The simplicity of In Discretion really takes the edge off its other issues. The story moves forward with Frogger-like doggedness (froggedness?). The main plot is almost literally a straight line, following the ex-lovers on foot through a damaged space-station, from a cargo bay to a control room. But as they dodge zombies (yeah, zombies) on their journey to the center of the station, they also journey to the center of their own hearts, and what they find there turns out to be each other. Can love be requited? Can the trauma of that thing one of their dads did to one of them, which one I’m still not sure, be overcome after all these years? Yes. The answer to all those questions is yes, and easily.

This is sort of a Hansel and Gretel story if Hansel and Gretel where dudes very much in love with each other, the wicked witch was kind of crappy at witchcraft, and the gingerbread house was soggy so the walls could be punched through with minimal effort. Ironically, the reason this book is like this is, in part, because the main characters are level-headed pragmatists who generally do the most appropriate thing. Even the sex is pragmatic. There’s one scene, it takes place at the end when everybody is safe, and it’s full of really honest, beautiful things you’d say to your long-lost lover if you found them again on a zombie infested space station and realized you still loved them, and moreover, forgave them leaving.

I read this at the height of a head cold, and it was kind of nice to have something that was well written enough (not technically, but artistically, if that makes sense) that it carried itself without being too stressful or dramatic at any point. It avoided every major faux pas m/m kindle romance usually falls into, and it’s only $3.99, for the cheap ass bastard in all of us.

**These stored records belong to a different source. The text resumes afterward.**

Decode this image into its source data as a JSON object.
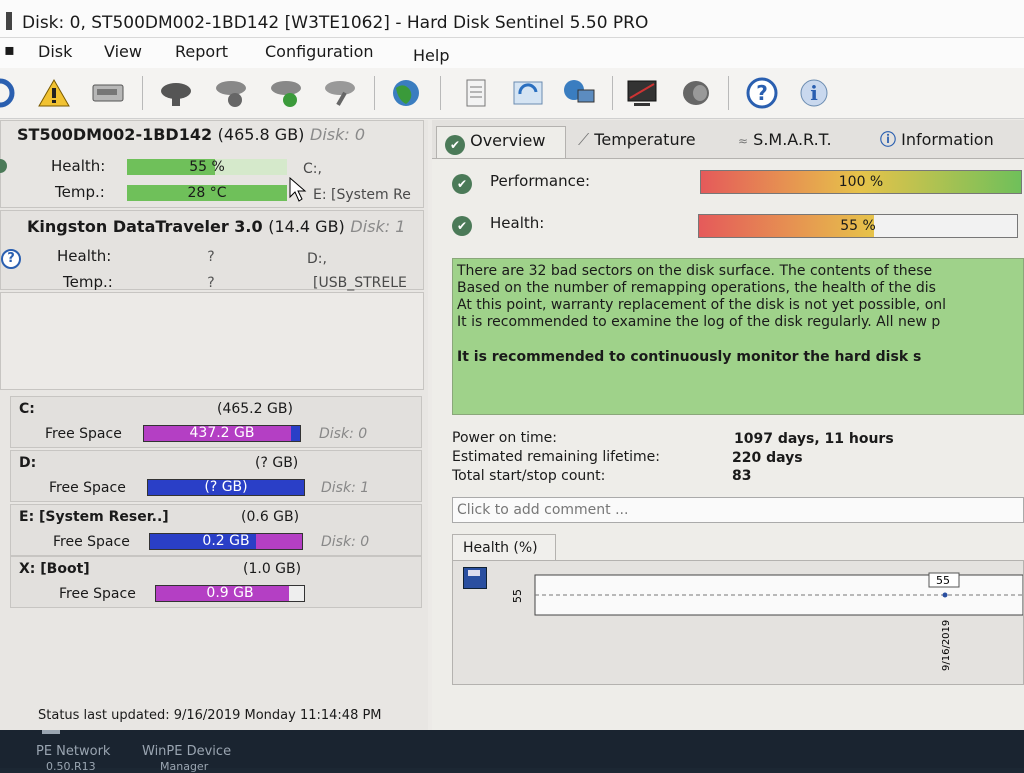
{
  "window": {
    "title": "Disk: 0, ST500DM002-1BD142 [W3TE1062]  -  Hard Disk Sentinel 5.50 PRO"
  },
  "menu": {
    "disk": "Disk",
    "view": "View",
    "report": "Report",
    "configuration": "Configuration",
    "help": "Help"
  },
  "disks": [
    {
      "model": "ST500DM002-1BD142",
      "size": "(465.8 GB)",
      "disk_label": "Disk: 0",
      "health_label": "Health:",
      "health_value": "55 %",
      "health_fraction": 0.55,
      "temp_label": "Temp.:",
      "temp_value": "28 °C",
      "drive_letter": "C:,",
      "partition": "E: [System Re"
    },
    {
      "model": "Kingston DataTraveler 3.0",
      "size": "(14.4 GB)",
      "disk_label": "Disk: 1",
      "health_label": "Health:",
      "health_value": "?",
      "temp_label": "Temp.:",
      "temp_value": "?",
      "drive_letter": "D:,",
      "partition": "[USB_STRELE"
    }
  ],
  "volumes": [
    {
      "name": "C:",
      "size": "(465.2 GB)",
      "free_label": "Free Space",
      "free_value": "437.2 GB",
      "disk_label": "Disk: 0",
      "free_fraction": 0.94
    },
    {
      "name": "D:",
      "size": "(? GB)",
      "free_label": "Free Space",
      "free_value": "(? GB)",
      "disk_label": "Disk: 1",
      "free_fraction": 1.0
    },
    {
      "name": "E: [System Reser..]",
      "size": "(0.6 GB)",
      "free_label": "Free Space",
      "free_value": "0.2 GB",
      "disk_label": "Disk: 0",
      "free_fraction": 0.7
    },
    {
      "name": "X: [Boot]",
      "size": "(1.0 GB)",
      "free_label": "Free Space",
      "free_value": "0.9 GB",
      "disk_label": "",
      "free_fraction": 0.9
    }
  ],
  "status": {
    "last_updated": "Status last updated: 9/16/2019 Monday 11:14:48 PM"
  },
  "tabs": {
    "overview": "Overview",
    "temperature": "Temperature",
    "smart": "S.M.A.R.T.",
    "information": "Information"
  },
  "overview": {
    "performance_label": "Performance:",
    "performance_value": "100 %",
    "performance_fraction": 1.0,
    "health_label": "Health:",
    "health_value": "55 %",
    "health_fraction": 0.55,
    "message_lines": [
      "There are 32 bad sectors on the disk surface. The contents of these",
      "Based on the number of remapping operations, the health of the dis",
      "At this point, warranty replacement of the disk is not yet possible, onl",
      "It is recommended to examine the log of the disk regularly. All new p"
    ],
    "message_bold": "It is recommended to continuously monitor the hard disk s",
    "power_on_label": "Power on time:",
    "power_on_value": "1097 days, 11 hours",
    "lifetime_label": "Estimated remaining lifetime:",
    "lifetime_value": "220 days",
    "startstop_label": "Total start/stop count:",
    "startstop_value": "83",
    "comment_placeholder": "Click to add comment ..."
  },
  "chart_data": {
    "type": "line",
    "title": "Health (%)",
    "ylabel": "",
    "xlabel": "",
    "x": [
      "9/16/2019"
    ],
    "series": [
      {
        "values": [
          55
        ]
      }
    ],
    "y_tick": "55",
    "point_label": "55"
  },
  "taskbar": {
    "item1": "PE Network",
    "item2": "WinPE Device",
    "item1_sub": "0.50.R13",
    "item2_sub": "Manager"
  },
  "colors": {
    "health_green": "#6fc05a",
    "volume_purple": "#b43fc4",
    "volume_blue": "#2a3fc7",
    "message_bg": "#9fd28a"
  }
}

2.5 stars out of 5 – Real score.

Adjusted for price, and in comparison to the other shit that clutters this category: 3.5

Note: Although this book is technically in the Ylendrian Empire series, the series itself can be read in any order, and this is a spin-off novella, written over two years after the other two books, and without usual co-author Michelle Moore.